His visit to the United States was around the same time as the revered South African intellectual, journalist, linguist, politician, and writer Sol Plaatje. Jabavu rubbed shoulders with prominent South Africans such as Plaatje as well as highly respected Africans in the diaspora including Booker T. Washington, W.E.B. Du Bois and the Jamaican-born Marcus Garvey, who in the early 1920s, birthed the Universal Negro Improvement Association (UNIA) as well as African Communities League.
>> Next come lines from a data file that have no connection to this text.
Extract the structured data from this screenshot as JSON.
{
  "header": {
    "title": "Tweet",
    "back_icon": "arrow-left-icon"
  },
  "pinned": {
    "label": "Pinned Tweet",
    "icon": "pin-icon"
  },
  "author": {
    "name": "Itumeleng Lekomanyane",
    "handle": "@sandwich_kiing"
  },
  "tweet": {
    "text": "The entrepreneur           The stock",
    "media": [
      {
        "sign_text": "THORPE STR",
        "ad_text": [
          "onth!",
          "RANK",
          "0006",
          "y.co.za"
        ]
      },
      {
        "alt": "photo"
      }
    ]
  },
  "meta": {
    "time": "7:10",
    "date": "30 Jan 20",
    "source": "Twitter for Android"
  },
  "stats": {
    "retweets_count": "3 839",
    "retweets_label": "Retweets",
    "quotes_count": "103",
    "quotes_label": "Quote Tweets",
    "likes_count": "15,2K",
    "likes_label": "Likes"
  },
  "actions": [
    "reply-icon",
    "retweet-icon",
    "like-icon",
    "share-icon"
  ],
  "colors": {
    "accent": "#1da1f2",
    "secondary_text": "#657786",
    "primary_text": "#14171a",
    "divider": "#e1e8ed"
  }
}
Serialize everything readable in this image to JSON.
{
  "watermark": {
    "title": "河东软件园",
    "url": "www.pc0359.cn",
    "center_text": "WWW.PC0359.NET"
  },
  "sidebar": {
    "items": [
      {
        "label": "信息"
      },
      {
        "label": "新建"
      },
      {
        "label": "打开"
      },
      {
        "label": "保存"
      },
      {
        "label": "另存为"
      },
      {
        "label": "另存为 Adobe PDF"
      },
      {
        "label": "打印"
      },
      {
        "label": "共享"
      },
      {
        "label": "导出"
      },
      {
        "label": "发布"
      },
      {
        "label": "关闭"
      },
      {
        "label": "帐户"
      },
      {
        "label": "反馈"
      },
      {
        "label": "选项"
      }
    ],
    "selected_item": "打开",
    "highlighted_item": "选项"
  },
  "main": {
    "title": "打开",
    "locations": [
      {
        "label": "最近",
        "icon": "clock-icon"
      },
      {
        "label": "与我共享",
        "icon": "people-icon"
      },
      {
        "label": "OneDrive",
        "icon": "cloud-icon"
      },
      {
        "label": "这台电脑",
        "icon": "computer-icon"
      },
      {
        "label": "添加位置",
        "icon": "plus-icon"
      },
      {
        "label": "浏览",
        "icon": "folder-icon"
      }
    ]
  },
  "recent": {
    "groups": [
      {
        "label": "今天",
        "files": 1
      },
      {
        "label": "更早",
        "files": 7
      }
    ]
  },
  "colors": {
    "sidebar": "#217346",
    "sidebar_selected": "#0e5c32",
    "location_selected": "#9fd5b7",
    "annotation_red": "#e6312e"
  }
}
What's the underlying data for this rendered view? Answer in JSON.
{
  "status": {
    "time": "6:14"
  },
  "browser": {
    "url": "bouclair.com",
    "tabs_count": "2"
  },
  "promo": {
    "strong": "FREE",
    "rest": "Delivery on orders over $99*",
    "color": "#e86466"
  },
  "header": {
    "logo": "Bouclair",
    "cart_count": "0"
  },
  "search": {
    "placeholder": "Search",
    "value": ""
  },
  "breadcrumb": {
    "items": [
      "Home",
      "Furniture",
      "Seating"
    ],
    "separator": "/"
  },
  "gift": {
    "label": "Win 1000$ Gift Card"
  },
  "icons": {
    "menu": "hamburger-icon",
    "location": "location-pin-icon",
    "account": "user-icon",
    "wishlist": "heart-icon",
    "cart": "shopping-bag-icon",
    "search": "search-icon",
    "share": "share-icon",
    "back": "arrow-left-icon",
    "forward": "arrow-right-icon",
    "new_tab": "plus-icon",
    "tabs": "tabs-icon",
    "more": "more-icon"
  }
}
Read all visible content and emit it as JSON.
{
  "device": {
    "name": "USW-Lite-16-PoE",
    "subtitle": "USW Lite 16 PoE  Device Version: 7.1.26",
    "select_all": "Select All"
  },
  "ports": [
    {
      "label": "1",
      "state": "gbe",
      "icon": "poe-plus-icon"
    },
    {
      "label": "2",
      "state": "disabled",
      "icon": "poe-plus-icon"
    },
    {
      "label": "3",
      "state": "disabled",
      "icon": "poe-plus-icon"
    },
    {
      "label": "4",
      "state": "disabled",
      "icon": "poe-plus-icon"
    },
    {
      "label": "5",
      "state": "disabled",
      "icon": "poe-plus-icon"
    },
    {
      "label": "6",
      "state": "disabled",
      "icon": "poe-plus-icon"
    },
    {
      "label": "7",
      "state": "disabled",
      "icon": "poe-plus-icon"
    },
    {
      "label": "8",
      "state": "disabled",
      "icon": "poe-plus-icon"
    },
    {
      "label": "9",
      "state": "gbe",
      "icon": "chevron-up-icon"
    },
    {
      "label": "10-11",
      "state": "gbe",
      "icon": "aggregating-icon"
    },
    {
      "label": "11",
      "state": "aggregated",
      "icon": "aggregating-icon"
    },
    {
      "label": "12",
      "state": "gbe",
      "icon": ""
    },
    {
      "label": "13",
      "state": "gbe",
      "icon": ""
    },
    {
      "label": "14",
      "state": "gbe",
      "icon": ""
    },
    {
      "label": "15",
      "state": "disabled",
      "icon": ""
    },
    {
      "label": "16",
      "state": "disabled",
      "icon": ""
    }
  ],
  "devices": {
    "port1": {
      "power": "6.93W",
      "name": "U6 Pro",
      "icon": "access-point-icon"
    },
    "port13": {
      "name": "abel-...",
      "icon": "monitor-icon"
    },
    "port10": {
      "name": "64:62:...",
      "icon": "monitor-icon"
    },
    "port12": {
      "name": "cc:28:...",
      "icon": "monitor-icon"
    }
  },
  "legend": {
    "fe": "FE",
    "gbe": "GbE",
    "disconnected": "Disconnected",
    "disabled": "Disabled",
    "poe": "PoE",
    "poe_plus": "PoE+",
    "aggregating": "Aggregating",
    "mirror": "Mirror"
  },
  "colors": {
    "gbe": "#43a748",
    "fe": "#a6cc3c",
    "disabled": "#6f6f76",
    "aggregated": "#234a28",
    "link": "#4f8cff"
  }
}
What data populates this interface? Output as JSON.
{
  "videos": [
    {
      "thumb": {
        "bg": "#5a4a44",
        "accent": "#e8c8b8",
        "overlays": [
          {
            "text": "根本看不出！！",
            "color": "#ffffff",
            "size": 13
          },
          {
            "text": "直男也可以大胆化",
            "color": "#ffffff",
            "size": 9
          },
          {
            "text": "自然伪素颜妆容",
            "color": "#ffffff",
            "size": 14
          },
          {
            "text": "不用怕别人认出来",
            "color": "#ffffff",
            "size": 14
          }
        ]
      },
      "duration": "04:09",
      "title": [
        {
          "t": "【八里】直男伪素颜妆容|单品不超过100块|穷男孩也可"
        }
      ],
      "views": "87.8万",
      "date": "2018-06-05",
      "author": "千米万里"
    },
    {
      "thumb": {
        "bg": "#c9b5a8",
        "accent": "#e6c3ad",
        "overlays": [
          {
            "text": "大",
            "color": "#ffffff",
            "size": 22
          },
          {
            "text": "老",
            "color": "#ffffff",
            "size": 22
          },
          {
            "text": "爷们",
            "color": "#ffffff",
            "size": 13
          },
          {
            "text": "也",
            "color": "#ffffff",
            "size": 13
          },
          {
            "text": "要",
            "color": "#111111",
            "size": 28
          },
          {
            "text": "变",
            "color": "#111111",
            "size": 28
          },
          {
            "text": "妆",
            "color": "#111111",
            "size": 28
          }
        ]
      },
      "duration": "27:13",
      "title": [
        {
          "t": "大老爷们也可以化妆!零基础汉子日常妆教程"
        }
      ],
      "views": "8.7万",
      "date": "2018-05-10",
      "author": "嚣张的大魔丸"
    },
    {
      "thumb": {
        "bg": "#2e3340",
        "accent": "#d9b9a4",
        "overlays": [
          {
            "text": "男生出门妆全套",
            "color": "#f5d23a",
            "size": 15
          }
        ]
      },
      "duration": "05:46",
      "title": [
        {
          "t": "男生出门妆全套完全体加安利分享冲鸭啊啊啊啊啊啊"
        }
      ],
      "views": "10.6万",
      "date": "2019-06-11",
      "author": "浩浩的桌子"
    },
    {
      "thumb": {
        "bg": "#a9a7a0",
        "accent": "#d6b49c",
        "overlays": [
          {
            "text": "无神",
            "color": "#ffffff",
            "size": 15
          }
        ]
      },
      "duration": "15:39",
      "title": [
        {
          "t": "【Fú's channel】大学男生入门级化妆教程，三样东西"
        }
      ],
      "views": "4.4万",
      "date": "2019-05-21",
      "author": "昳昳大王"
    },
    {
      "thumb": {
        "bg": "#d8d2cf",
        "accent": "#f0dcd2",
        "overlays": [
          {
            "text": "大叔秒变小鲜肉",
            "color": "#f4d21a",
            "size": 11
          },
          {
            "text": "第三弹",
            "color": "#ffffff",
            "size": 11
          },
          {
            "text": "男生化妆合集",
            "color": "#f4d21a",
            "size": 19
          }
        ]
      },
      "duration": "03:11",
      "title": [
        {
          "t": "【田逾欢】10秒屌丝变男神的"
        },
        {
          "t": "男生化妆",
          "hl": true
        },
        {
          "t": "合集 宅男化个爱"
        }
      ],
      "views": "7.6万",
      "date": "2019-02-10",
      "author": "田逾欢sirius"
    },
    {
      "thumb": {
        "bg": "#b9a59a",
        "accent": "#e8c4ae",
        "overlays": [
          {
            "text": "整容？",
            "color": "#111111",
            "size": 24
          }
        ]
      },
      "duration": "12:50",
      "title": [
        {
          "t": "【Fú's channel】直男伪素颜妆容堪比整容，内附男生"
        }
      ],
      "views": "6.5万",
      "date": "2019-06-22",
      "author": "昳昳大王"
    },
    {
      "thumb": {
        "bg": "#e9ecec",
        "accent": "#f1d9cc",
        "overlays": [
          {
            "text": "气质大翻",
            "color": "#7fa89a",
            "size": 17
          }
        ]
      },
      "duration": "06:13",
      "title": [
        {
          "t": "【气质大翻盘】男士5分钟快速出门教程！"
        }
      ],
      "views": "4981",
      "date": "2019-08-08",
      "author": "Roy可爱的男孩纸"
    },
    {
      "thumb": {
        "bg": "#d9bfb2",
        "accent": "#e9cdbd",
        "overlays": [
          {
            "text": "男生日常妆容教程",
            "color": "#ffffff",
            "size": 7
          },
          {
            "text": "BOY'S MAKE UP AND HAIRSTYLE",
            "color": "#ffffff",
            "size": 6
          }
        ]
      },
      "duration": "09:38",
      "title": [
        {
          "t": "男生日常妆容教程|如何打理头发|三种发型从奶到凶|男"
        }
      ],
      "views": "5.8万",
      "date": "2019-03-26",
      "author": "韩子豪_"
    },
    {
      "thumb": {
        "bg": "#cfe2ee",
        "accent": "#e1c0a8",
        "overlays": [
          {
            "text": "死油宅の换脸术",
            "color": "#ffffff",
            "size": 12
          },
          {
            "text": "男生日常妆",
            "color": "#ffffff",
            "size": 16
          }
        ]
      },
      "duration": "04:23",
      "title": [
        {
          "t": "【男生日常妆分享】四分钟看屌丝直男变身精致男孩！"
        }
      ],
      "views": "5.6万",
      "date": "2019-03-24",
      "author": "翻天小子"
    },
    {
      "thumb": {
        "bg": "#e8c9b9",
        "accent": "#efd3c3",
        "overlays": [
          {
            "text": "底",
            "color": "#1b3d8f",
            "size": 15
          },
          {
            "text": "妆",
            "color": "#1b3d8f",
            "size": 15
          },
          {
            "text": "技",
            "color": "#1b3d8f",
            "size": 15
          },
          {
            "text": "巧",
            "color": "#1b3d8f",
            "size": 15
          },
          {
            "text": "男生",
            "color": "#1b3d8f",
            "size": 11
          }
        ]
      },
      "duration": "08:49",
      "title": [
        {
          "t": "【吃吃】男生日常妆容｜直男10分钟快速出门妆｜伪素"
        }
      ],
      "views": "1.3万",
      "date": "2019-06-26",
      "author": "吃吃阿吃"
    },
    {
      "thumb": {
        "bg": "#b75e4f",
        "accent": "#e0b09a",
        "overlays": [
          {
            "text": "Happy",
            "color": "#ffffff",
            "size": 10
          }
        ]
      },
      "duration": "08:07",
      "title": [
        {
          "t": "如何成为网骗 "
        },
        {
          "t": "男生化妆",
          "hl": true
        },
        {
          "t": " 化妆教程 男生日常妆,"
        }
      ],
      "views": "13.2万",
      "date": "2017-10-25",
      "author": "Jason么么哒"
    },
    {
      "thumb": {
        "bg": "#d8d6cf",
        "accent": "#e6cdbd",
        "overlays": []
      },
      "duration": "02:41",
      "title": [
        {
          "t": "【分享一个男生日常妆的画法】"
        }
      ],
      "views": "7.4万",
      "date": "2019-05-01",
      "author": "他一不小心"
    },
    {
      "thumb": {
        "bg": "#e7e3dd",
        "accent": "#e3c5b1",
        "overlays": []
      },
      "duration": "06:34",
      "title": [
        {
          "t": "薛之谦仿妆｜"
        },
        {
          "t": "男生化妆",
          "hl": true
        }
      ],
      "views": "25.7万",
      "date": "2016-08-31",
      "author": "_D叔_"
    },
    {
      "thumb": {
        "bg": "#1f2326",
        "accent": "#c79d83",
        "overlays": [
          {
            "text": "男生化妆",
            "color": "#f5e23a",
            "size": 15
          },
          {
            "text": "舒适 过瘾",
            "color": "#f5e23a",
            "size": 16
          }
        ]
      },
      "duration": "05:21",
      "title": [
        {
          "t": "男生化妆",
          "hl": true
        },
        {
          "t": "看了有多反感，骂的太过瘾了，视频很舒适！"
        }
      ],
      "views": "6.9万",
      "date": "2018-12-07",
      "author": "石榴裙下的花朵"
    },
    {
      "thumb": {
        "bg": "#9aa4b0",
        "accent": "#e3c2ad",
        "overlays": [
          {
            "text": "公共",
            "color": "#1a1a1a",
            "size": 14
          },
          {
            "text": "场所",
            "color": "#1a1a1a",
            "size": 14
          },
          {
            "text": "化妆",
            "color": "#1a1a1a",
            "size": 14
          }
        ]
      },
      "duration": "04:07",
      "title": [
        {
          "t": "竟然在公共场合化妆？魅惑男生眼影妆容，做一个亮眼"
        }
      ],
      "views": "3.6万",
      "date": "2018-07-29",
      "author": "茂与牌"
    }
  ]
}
UNIA sought African emancipation from European colonialism, black politico-economic advancement including institutions religion, education and culture.
A thinking teacher
D. D. T Jabavu turned 66 in 1951 and became the first black to deliver an address at the graduation at Fort Hare. Three years later, Rhodes University awarded him Doctor of Philosophy (Honoris Causa) and this was followed by an election as Professor Emeritus of Fort Hare.
D. D. T Jabavu took great interest in land when he became a founder and organiser of the Native Farmer’s Association (NFA), the NFA enjoyed membership of over 40 individuals. Following that came South African Natives Farmers Congress, the Cape African Teachers Association, the South African Federation of African Teachers as well as the Cape Native Voters Association.
He was also the president of the All African Convention, an umbrella organisation comprised numerous organisations opposing segregation legislations passed by J.B.M. Hertzog’s government.
Like his father, he would be one of the second-generation black elites who followed in their fathers’ footsteps to become well-known intellectuals and newspapermen. Together with Herbert Msane and Cleopas Kunene, D. D. T Jabavu would head the ANC newspaper, Abantu-Batho. Msane was the first-born son of one of the founders and editors of the ANC, Saul Msane, who was a contemporary of John Tengo Jabavu. In fact, when Msane was studying at Healdtown, he became Imvo Zabantsundu’s correspondent in Edendale.
The founding father and newspaper man
D. D. T Jabavu was well travelled. According to a write up by South African History Online, he attended a conference in Jerusalem and toured Europe in 1928. He visited the United States more than once, in 1931 and in 1937, he also visited India in 1949 where he met the then President, Dr. Rajendra Prasad, and the then Prime Minister, Jawaharalal Nehru.
D. D. T Jabavu also trained a choir in Lovedale and when the Royal family visited the area they were so pleased by the performance that medals were bestowed on him by King George VI and Queen Elizabeth. He was indeed a man of many talents. The Royal Society in London honoured him with a Bronze Medal for outstanding service to his continent.
South African History Online writes: “It was entirely fitting that public recognition on a national scale should be paid to the memory of Prof Jabavu, who was not only a teacher and interpreter, but also a mediator at the interface of race relations in Southern Africa. He was committed to constitutional, non-violent methods of political advocacy and was convinced that sound public opinion would in time result in real progress across the whole socio-political spectrum.”
D. D. T Jabavu penned over 30 publications including books, pamphlets and chapters, both in isiXhosa and English. The highlight of his writing career must have been when he wrote his father’s biography titled: The Life of John Tengo Jabavu (1922). Notably, The Black Problem (1920), The Segregation Fallacy and Other Papers (1928) and IziDungulwana (1958) were his other publications, the last one preceded his last days on this side of the grave, where he joined his father and ancestors on the other side.